In addition to the vast number of options available, there are those 3 big numbers on the front of all of the containers. How do you decipher their meaning and compare them? And then there is the battle of organic vs. chemical (or inorganic) vying for your loyalty and your dollar.
We'll begin with the numbers on the front of the containers, because a basic understanding of what they represent can often narrow down the selection and help you choose one fairly quickly. The numbers represent the percentage, by weight, of nitrogen, phosphorus, and potassium (or NPK) in the container, and they are always in the same order regardless of the brand.
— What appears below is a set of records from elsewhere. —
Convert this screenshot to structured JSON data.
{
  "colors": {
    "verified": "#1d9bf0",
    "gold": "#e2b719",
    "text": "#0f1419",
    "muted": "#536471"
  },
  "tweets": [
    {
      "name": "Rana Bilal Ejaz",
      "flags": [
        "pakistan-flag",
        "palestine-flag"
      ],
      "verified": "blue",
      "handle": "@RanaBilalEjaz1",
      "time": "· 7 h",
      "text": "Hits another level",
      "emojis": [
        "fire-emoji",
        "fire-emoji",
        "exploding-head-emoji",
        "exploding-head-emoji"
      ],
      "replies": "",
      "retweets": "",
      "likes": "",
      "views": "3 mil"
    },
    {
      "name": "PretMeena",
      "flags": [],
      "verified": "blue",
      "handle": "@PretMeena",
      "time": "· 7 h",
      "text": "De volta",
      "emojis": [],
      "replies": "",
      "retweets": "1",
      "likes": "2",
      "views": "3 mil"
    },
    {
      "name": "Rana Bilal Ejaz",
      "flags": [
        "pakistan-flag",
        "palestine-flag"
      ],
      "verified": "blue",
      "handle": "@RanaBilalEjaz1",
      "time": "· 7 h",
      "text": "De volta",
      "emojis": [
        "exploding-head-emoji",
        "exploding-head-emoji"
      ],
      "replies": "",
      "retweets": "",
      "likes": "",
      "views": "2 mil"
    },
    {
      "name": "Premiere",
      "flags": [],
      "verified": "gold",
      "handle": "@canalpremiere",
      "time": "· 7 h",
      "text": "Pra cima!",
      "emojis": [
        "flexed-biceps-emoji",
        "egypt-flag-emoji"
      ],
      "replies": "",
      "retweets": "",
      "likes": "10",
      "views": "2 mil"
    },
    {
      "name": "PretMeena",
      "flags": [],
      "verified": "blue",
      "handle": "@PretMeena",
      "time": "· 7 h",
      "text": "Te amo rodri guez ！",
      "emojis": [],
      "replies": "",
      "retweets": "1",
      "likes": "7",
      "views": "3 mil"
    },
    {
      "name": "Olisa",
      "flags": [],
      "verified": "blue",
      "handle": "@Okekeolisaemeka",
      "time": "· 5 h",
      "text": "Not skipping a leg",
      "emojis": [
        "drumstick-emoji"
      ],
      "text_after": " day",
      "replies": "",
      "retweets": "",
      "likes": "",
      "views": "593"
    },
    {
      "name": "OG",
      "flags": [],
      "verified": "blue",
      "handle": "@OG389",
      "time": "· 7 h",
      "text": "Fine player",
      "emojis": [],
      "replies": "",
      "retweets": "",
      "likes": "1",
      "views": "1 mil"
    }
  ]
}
What is it about those numbers that earns them such a prominent display on the front of all of those containers?
In regards to the battle between organic and inorganic, I'll begin by explaining what each of these terms means. Organic fertilizers are made up of natural materials from plants and animals such as manures, plant waste, and blood meal, as well as some minerals. Inorganic fertilizers are made from minerals or from synthetic chemicals. Take a look at the photo above and notice the difference in appearance between these organic and inorganic fertilizers. The organic is on the left and it looks like dirt! It also smells earthy. The inorganic on the right has a mineral appearance and has a chemical smell to it.
In recent years, inorganic fertilizers (and pesticides, as well) have been maligned by many as always being the wrong choice. There are some situations where inorganic is a better choice, but generally organic options are recommended when available. Organic fertilizers, while not as quickly available to plants because they are not as concentrated and must first be broken down by microorganisms in the soil, do improve the health of soil over time. Inorganic fertilizers not only don't improve the soil, they have been found to cause the microorganisms to disappear over time.
As experience is gained with gardening, eventually you may also find that you can make your own organic fertilizers at home very inexpensively and possibly even at no cost. Manures from cows, chickens, rabbits, and a variety of other animals make excellent organic fertilizer, as does composted kitchen and garden debris.